____ Data for processing

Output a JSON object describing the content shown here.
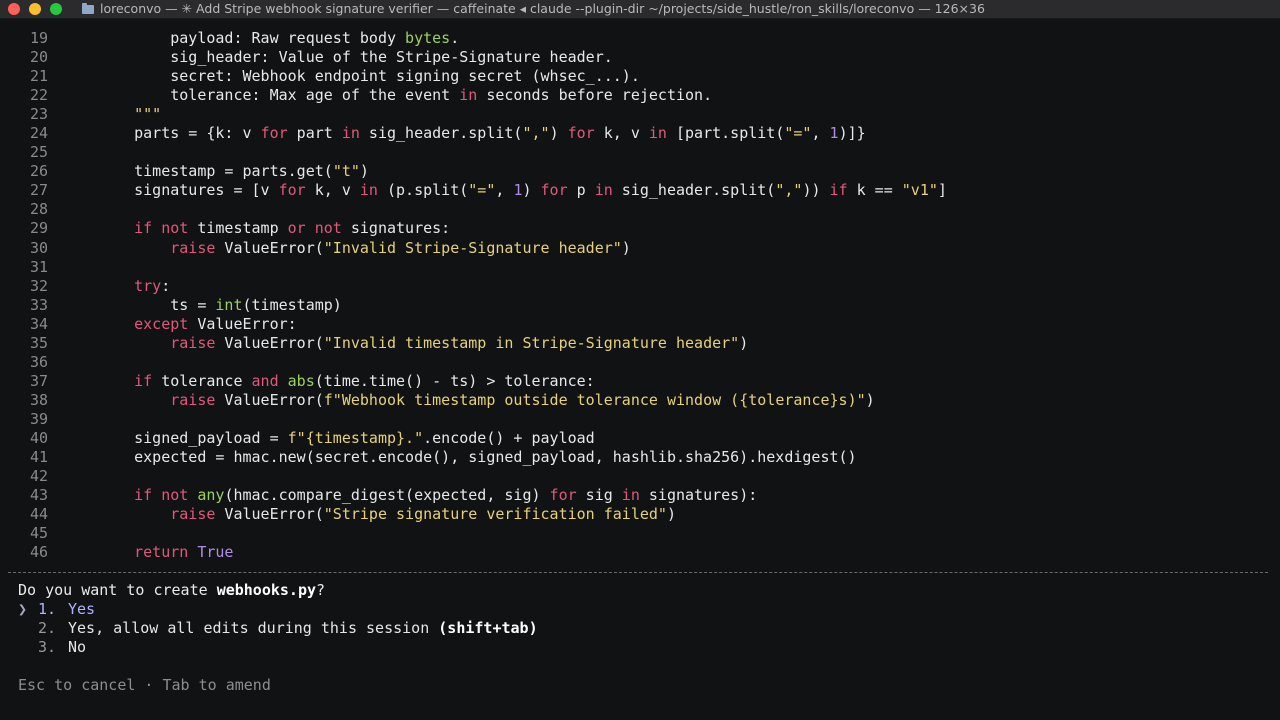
{
  "window": {
    "title": "loreconvo — ✳ Add Stripe webhook signature verifier — caffeinate ◂ claude --plugin-dir ~/projects/side_hustle/ron_skills/loreconvo — 126×36"
  },
  "code_lines": [
    {
      "n": "19",
      "tokens": [
        {
          "t": "        payload: Raw request body "
        },
        {
          "t": "bytes",
          "c": "bi"
        },
        {
          "t": "."
        }
      ]
    },
    {
      "n": "20",
      "tokens": [
        {
          "t": "        sig_header: Value of the Stripe-Signature header."
        }
      ]
    },
    {
      "n": "21",
      "tokens": [
        {
          "t": "        secret: Webhook endpoint signing secret (whsec_...)."
        }
      ]
    },
    {
      "n": "22",
      "tokens": [
        {
          "t": "        tolerance: Max age of the event "
        },
        {
          "t": "in",
          "c": "kw"
        },
        {
          "t": " seconds before rejection."
        }
      ]
    },
    {
      "n": "23",
      "tokens": [
        {
          "t": "    \"\"\"",
          "c": "str"
        }
      ]
    },
    {
      "n": "24",
      "tokens": [
        {
          "t": "    parts = {k: v "
        },
        {
          "t": "for",
          "c": "kw"
        },
        {
          "t": " part "
        },
        {
          "t": "in",
          "c": "kw"
        },
        {
          "t": " sig_header.split("
        },
        {
          "t": "\",\"",
          "c": "str"
        },
        {
          "t": ") "
        },
        {
          "t": "for",
          "c": "kw"
        },
        {
          "t": " k, v "
        },
        {
          "t": "in",
          "c": "kw"
        },
        {
          "t": " [part.split("
        },
        {
          "t": "\"=\"",
          "c": "str"
        },
        {
          "t": ", "
        },
        {
          "t": "1",
          "c": "num"
        },
        {
          "t": ")]}"
        }
      ]
    },
    {
      "n": "25",
      "tokens": [
        {
          "t": ""
        }
      ]
    },
    {
      "n": "26",
      "tokens": [
        {
          "t": "    timestamp = parts.get("
        },
        {
          "t": "\"t\"",
          "c": "str"
        },
        {
          "t": ")"
        }
      ]
    },
    {
      "n": "27",
      "tokens": [
        {
          "t": "    signatures = [v "
        },
        {
          "t": "for",
          "c": "kw"
        },
        {
          "t": " k, v "
        },
        {
          "t": "in",
          "c": "kw"
        },
        {
          "t": " (p.split("
        },
        {
          "t": "\"=\"",
          "c": "str"
        },
        {
          "t": ", "
        },
        {
          "t": "1",
          "c": "num"
        },
        {
          "t": ") "
        },
        {
          "t": "for",
          "c": "kw"
        },
        {
          "t": " p "
        },
        {
          "t": "in",
          "c": "kw"
        },
        {
          "t": " sig_header.split("
        },
        {
          "t": "\",\"",
          "c": "str"
        },
        {
          "t": ")) "
        },
        {
          "t": "if",
          "c": "kw"
        },
        {
          "t": " k == "
        },
        {
          "t": "\"v1\"",
          "c": "str"
        },
        {
          "t": "]"
        }
      ]
    },
    {
      "n": "28",
      "tokens": [
        {
          "t": ""
        }
      ]
    },
    {
      "n": "29",
      "tokens": [
        {
          "t": "    "
        },
        {
          "t": "if",
          "c": "kw"
        },
        {
          "t": " "
        },
        {
          "t": "not",
          "c": "kw"
        },
        {
          "t": " timestamp "
        },
        {
          "t": "or",
          "c": "kw"
        },
        {
          "t": " "
        },
        {
          "t": "not",
          "c": "kw"
        },
        {
          "t": " signatures:"
        }
      ]
    },
    {
      "n": "30",
      "tokens": [
        {
          "t": "        "
        },
        {
          "t": "raise",
          "c": "kw"
        },
        {
          "t": " ValueError("
        },
        {
          "t": "\"Invalid Stripe-Signature header\"",
          "c": "str"
        },
        {
          "t": ")"
        }
      ]
    },
    {
      "n": "31",
      "tokens": [
        {
          "t": ""
        }
      ]
    },
    {
      "n": "32",
      "tokens": [
        {
          "t": "    "
        },
        {
          "t": "try",
          "c": "kw"
        },
        {
          "t": ":"
        }
      ]
    },
    {
      "n": "33",
      "tokens": [
        {
          "t": "        ts = "
        },
        {
          "t": "int",
          "c": "bi"
        },
        {
          "t": "(timestamp)"
        }
      ]
    },
    {
      "n": "34",
      "tokens": [
        {
          "t": "    "
        },
        {
          "t": "except",
          "c": "kw"
        },
        {
          "t": " ValueError:"
        }
      ]
    },
    {
      "n": "35",
      "tokens": [
        {
          "t": "        "
        },
        {
          "t": "raise",
          "c": "kw"
        },
        {
          "t": " ValueError("
        },
        {
          "t": "\"Invalid timestamp in Stripe-Signature header\"",
          "c": "str"
        },
        {
          "t": ")"
        }
      ]
    },
    {
      "n": "36",
      "tokens": [
        {
          "t": ""
        }
      ]
    },
    {
      "n": "37",
      "tokens": [
        {
          "t": "    "
        },
        {
          "t": "if",
          "c": "kw"
        },
        {
          "t": " tolerance "
        },
        {
          "t": "and",
          "c": "kw"
        },
        {
          "t": " "
        },
        {
          "t": "abs",
          "c": "bi"
        },
        {
          "t": "(time.time() - ts) > tolerance:"
        }
      ]
    },
    {
      "n": "38",
      "tokens": [
        {
          "t": "        "
        },
        {
          "t": "raise",
          "c": "kw"
        },
        {
          "t": " ValueError("
        },
        {
          "t": "f\"Webhook timestamp outside tolerance window ({tolerance}s)\"",
          "c": "str"
        },
        {
          "t": ")"
        }
      ]
    },
    {
      "n": "39",
      "tokens": [
        {
          "t": ""
        }
      ]
    },
    {
      "n": "40",
      "tokens": [
        {
          "t": "    signed_payload = "
        },
        {
          "t": "f\"{timestamp}.\"",
          "c": "str"
        },
        {
          "t": ".encode() + payload"
        }
      ]
    },
    {
      "n": "41",
      "tokens": [
        {
          "t": "    expected = hmac.new(secret.encode(), signed_payload, hashlib.sha256).hexdigest()"
        }
      ]
    },
    {
      "n": "42",
      "tokens": [
        {
          "t": ""
        }
      ]
    },
    {
      "n": "43",
      "tokens": [
        {
          "t": "    "
        },
        {
          "t": "if",
          "c": "kw"
        },
        {
          "t": " "
        },
        {
          "t": "not",
          "c": "kw"
        },
        {
          "t": " "
        },
        {
          "t": "any",
          "c": "bi"
        },
        {
          "t": "(hmac.compare_digest(expected, sig) "
        },
        {
          "t": "for",
          "c": "kw"
        },
        {
          "t": " sig "
        },
        {
          "t": "in",
          "c": "kw"
        },
        {
          "t": " signatures):"
        }
      ]
    },
    {
      "n": "44",
      "tokens": [
        {
          "t": "        "
        },
        {
          "t": "raise",
          "c": "kw"
        },
        {
          "t": " ValueError("
        },
        {
          "t": "\"Stripe signature verification failed\"",
          "c": "str"
        },
        {
          "t": ")"
        }
      ]
    },
    {
      "n": "45",
      "tokens": [
        {
          "t": ""
        }
      ]
    },
    {
      "n": "46",
      "tokens": [
        {
          "t": "    "
        },
        {
          "t": "return",
          "c": "kw"
        },
        {
          "t": " "
        },
        {
          "t": "True",
          "c": "pill"
        }
      ]
    }
  ],
  "prompt": {
    "question_prefix": "Do you want to create ",
    "question_file": "webhooks.py",
    "question_suffix": "?",
    "cursor": "❯",
    "options": [
      {
        "num": "1.",
        "label": "Yes",
        "bold": ""
      },
      {
        "num": "2.",
        "label": "Yes, allow all edits during this session ",
        "bold": "(shift+tab)"
      },
      {
        "num": "3.",
        "label": "No",
        "bold": ""
      }
    ],
    "selected_index": 0
  },
  "footer": "Esc to cancel · Tab to amend",
  "colors": {
    "keyword": "#e0597a",
    "string": "#e6d278",
    "number": "#b18ce6",
    "builtin": "#9ad35a",
    "selected": "#aeb4ff"
  }
}
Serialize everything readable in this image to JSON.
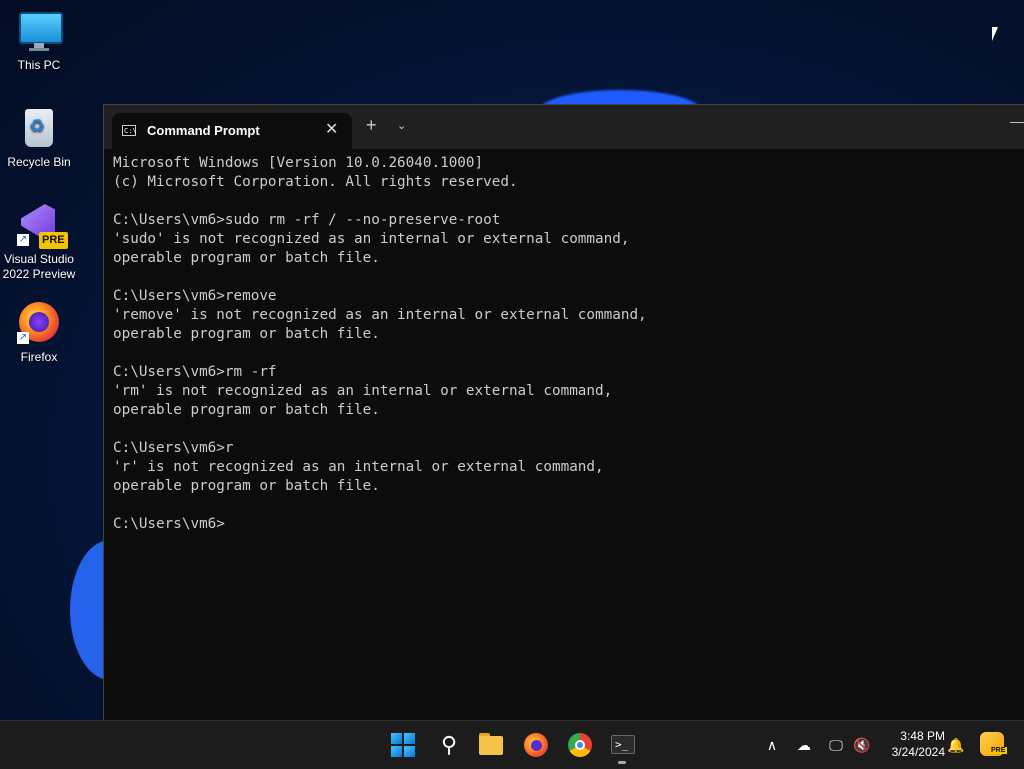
{
  "desktop": {
    "icons": [
      {
        "label": "This PC"
      },
      {
        "label": "Recycle Bin"
      },
      {
        "label": "Visual Studio\n2022 Preview",
        "badge": "PRE"
      },
      {
        "label": "Firefox"
      }
    ]
  },
  "window": {
    "tab_title": "Command Prompt",
    "tab_icon_text": "C:\\",
    "close_glyph": "✕",
    "new_tab_glyph": "+",
    "dropdown_glyph": "⌄",
    "minimize_glyph": "—"
  },
  "console": {
    "lines": [
      "Microsoft Windows [Version 10.0.26040.1000]",
      "(c) Microsoft Corporation. All rights reserved.",
      "",
      "C:\\Users\\vm6>sudo rm -rf / --no-preserve-root",
      "'sudo' is not recognized as an internal or external command,",
      "operable program or batch file.",
      "",
      "C:\\Users\\vm6>remove",
      "'remove' is not recognized as an internal or external command,",
      "operable program or batch file.",
      "",
      "C:\\Users\\vm6>rm -rf",
      "'rm' is not recognized as an internal or external command,",
      "operable program or batch file.",
      "",
      "C:\\Users\\vm6>r",
      "'r' is not recognized as an internal or external command,",
      "operable program or batch file.",
      "",
      "C:\\Users\\vm6>"
    ]
  },
  "taskbar": {
    "search_glyph": "⚲",
    "terminal_glyph": ">_",
    "tray": {
      "chevron_glyph": "∧",
      "time": "3:48 PM",
      "date": "3/24/2024",
      "copilot_badge": "PRE"
    }
  }
}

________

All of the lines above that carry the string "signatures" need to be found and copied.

■ Completed task ■
          "t": "    signatures = [v "
          "t": " signatures:"
          "t": " signatures):"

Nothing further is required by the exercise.